**Aim of the exercise**
Every line of the records that holds the word "蘑菇豆腐汤" should be copied.

**Records to process**
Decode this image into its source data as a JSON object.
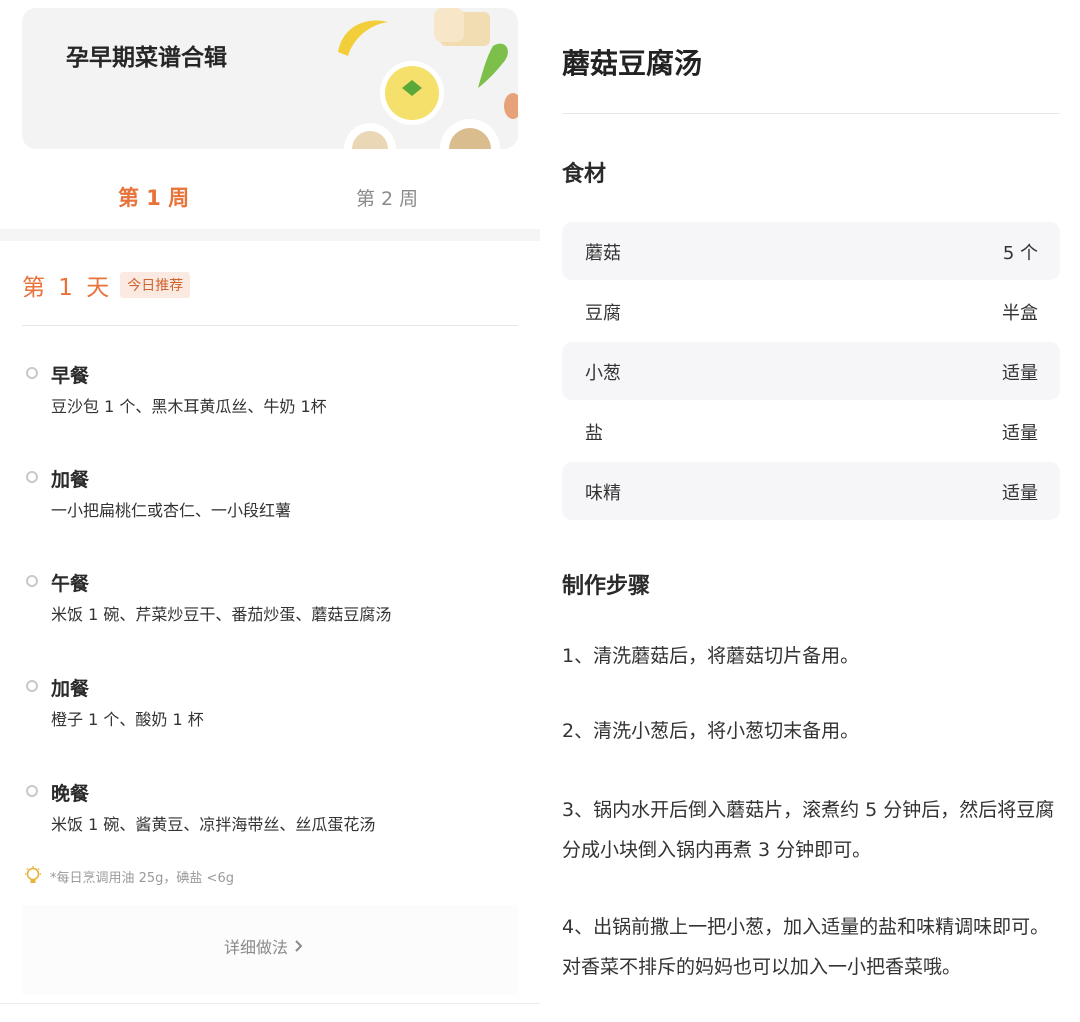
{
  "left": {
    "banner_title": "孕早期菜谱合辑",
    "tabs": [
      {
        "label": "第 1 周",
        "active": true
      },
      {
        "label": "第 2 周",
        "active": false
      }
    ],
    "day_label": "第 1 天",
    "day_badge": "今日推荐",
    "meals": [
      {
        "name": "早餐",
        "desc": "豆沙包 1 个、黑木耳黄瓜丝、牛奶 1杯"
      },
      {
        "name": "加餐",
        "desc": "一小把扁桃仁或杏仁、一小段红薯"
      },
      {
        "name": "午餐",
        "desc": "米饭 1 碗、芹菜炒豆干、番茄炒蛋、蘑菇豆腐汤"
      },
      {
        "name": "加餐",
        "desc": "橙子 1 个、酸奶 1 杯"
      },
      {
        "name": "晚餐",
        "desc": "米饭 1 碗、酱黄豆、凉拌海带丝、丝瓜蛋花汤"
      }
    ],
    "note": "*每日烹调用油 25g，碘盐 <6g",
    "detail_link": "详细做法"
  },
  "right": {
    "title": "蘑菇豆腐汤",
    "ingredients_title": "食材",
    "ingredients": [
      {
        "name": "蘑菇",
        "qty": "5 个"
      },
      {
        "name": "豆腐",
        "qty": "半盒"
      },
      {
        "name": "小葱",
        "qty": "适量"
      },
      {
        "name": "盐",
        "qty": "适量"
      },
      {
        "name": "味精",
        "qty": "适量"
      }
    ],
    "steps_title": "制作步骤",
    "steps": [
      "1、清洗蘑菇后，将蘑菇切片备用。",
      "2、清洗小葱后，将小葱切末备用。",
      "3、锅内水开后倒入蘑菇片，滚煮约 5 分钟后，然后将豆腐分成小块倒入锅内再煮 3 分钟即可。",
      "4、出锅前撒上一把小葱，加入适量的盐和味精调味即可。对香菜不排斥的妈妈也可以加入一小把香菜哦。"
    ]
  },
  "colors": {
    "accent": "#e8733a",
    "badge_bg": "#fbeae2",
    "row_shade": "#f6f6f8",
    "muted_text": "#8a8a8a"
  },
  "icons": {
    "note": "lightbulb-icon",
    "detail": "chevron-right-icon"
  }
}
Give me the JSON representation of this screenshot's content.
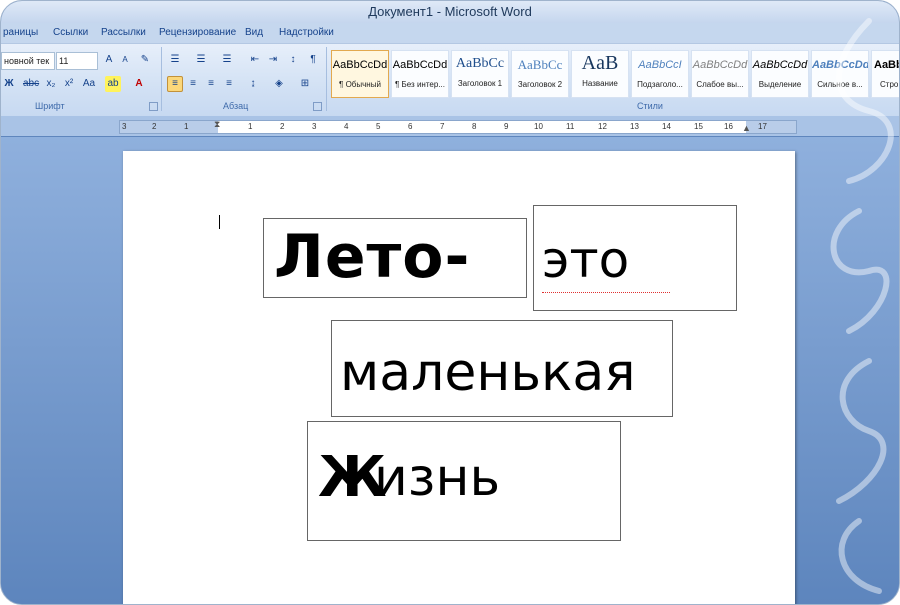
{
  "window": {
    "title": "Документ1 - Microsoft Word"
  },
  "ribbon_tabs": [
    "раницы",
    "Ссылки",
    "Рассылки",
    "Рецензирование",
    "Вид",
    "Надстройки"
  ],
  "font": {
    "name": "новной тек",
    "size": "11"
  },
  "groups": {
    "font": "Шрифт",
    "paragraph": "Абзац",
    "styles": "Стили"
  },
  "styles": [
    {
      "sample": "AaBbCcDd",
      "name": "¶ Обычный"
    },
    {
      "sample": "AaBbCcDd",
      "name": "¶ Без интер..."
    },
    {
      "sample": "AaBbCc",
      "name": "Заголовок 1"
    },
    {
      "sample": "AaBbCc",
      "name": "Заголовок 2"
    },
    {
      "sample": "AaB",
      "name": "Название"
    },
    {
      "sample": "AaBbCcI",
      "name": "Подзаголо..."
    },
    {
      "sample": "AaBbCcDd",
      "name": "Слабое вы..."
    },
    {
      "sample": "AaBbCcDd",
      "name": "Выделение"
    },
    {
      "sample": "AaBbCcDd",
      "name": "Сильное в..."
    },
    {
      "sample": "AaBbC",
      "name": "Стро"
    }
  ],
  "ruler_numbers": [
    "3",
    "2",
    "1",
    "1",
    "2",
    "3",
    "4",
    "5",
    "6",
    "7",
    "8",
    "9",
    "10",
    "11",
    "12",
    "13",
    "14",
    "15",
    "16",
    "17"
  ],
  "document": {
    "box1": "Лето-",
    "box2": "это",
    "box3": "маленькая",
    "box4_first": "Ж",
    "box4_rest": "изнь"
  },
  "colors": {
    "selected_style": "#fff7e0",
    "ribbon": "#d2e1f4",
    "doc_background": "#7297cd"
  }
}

**Written response**
        "desc": "米饭 1 碗、芹菜炒豆干、番茄炒蛋、蘑菇豆腐汤"
    "title": "蘑菇豆腐汤",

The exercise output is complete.